#### Exercise details:
Show each line of the entries below in which the word "Atmel" appears.

#### Available data:

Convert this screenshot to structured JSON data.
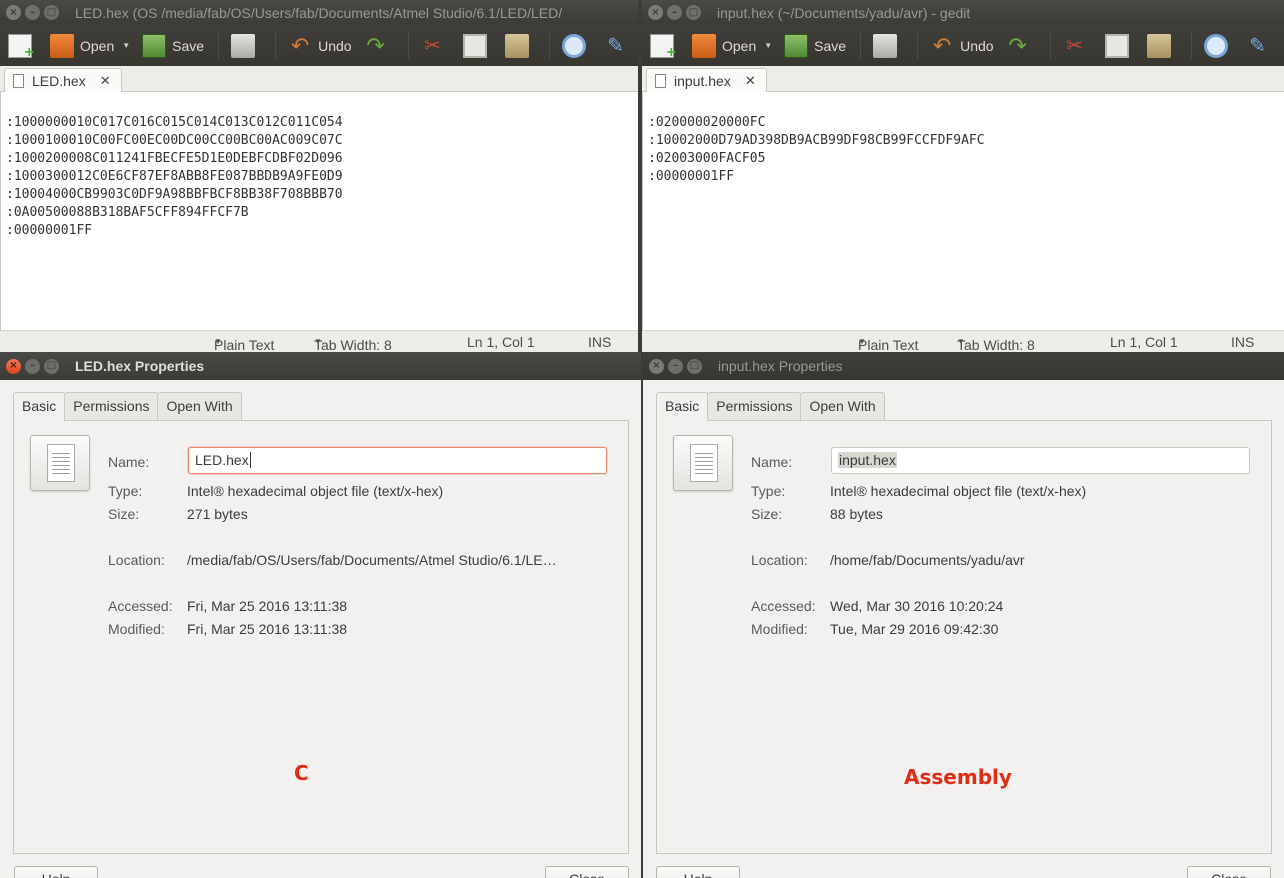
{
  "left_editor": {
    "window_title": "LED.hex (OS /media/fab/OS/Users/fab/Documents/Atmel Studio/6.1/LED/LED/",
    "toolbar": {
      "open": "Open",
      "save": "Save",
      "undo": "Undo"
    },
    "tab_label": "LED.hex",
    "lines": [
      ":1000000010C017C016C015C014C013C012C011C054",
      ":1000100010C00FC00EC00DC00CC00BC00AC009C07C",
      ":1000200008C011241FBECFE5D1E0DEBFCDBF02D096",
      ":1000300012C0E6CF87EF8ABB8FE087BBDB9A9FE0D9",
      ":10004000CB9903C0DF9A98BBFBCF8BB38F708BBB70",
      ":0A00500088B318BAF5CFF894FFCF7B",
      ":00000001FF"
    ],
    "status": {
      "language": "Plain Text",
      "tab_width": "Tab Width: 8",
      "position": "Ln 1, Col 1",
      "mode": "INS"
    }
  },
  "right_editor": {
    "window_title": "input.hex (~/Documents/yadu/avr) - gedit",
    "toolbar": {
      "open": "Open",
      "save": "Save",
      "undo": "Undo"
    },
    "tab_label": "input.hex",
    "lines": [
      ":020000020000FC",
      ":10002000D79AD398DB9ACB99DF98CB99FCCFDF9AFC",
      ":02003000FACF05",
      ":00000001FF"
    ],
    "status": {
      "language": "Plain Text",
      "tab_width": "Tab Width: 8",
      "position": "Ln 1, Col 1",
      "mode": "INS"
    }
  },
  "left_dialog": {
    "title": "LED.hex Properties",
    "tabs": [
      "Basic",
      "Permissions",
      "Open With"
    ],
    "labels": {
      "name": "Name:",
      "type": "Type:",
      "size": "Size:",
      "location": "Location:",
      "accessed": "Accessed:",
      "modified": "Modified:"
    },
    "name": "LED.hex",
    "type": "Intel® hexadecimal object file (text/x-hex)",
    "size": "271 bytes",
    "location": "/media/fab/OS/Users/fab/Documents/Atmel Studio/6.1/LE…",
    "accessed": "Fri, Mar 25 2016 13:11:38",
    "modified": "Fri, Mar 25 2016 13:11:38",
    "annotation": "C",
    "help": "Help",
    "close": "Close"
  },
  "right_dialog": {
    "title": "input.hex Properties",
    "tabs": [
      "Basic",
      "Permissions",
      "Open With"
    ],
    "labels": {
      "name": "Name:",
      "type": "Type:",
      "size": "Size:",
      "location": "Location:",
      "accessed": "Accessed:",
      "modified": "Modified:"
    },
    "name": "input.hex",
    "type": "Intel® hexadecimal object file (text/x-hex)",
    "size": "88 bytes",
    "location": "/home/fab/Documents/yadu/avr",
    "accessed": "Wed, Mar 30 2016 10:20:24",
    "modified": "Tue, Mar 29 2016 09:42:30",
    "annotation": "Assembly",
    "help": "Help",
    "close": "Close"
  },
  "colors": {
    "annotation": "#e02c14",
    "titlebar": "#3c3b37",
    "close_button_active": "#de4815"
  }
}
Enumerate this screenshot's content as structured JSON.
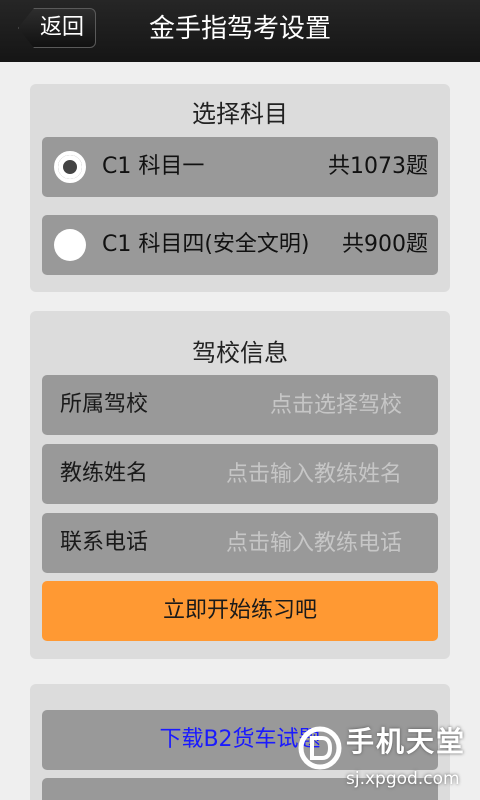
{
  "header": {
    "back_label": "返回",
    "title": "金手指驾考设置"
  },
  "subject_section": {
    "title": "选择科目",
    "options": [
      {
        "label": "C1 科目一",
        "count": "共1073题",
        "selected": true
      },
      {
        "label": "C1 科目四(安全文明)",
        "count": "共900题",
        "selected": false
      }
    ]
  },
  "school_section": {
    "title": "驾校信息",
    "fields": [
      {
        "label": "所属驾校",
        "value": "",
        "placeholder": "点击选择驾校"
      },
      {
        "label": "教练姓名",
        "value": "",
        "placeholder": "点击输入教练姓名"
      },
      {
        "label": "联系电话",
        "value": "",
        "placeholder": "点击输入教练电话"
      }
    ],
    "start_button": "立即开始练习吧"
  },
  "download_section": {
    "download_label": "下载B2货车试题"
  },
  "watermark": {
    "text": "手机天堂",
    "url": "sj.xpgod.com"
  },
  "colors": {
    "header_bg": "#1c1c1c",
    "panel_bg": "#dcdcdc",
    "row_bg": "#999999",
    "accent_orange": "#ff9933",
    "link_blue": "#1a1aff"
  }
}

#### Answer space:
    "window_title": "LED.hex (OS /media/fab/OS/Users/fab/Documents/Atmel Studio/6.1/LED/LED/",
    "location": "/media/fab/OS/Users/fab/Documents/Atmel Studio/6.1/LE…",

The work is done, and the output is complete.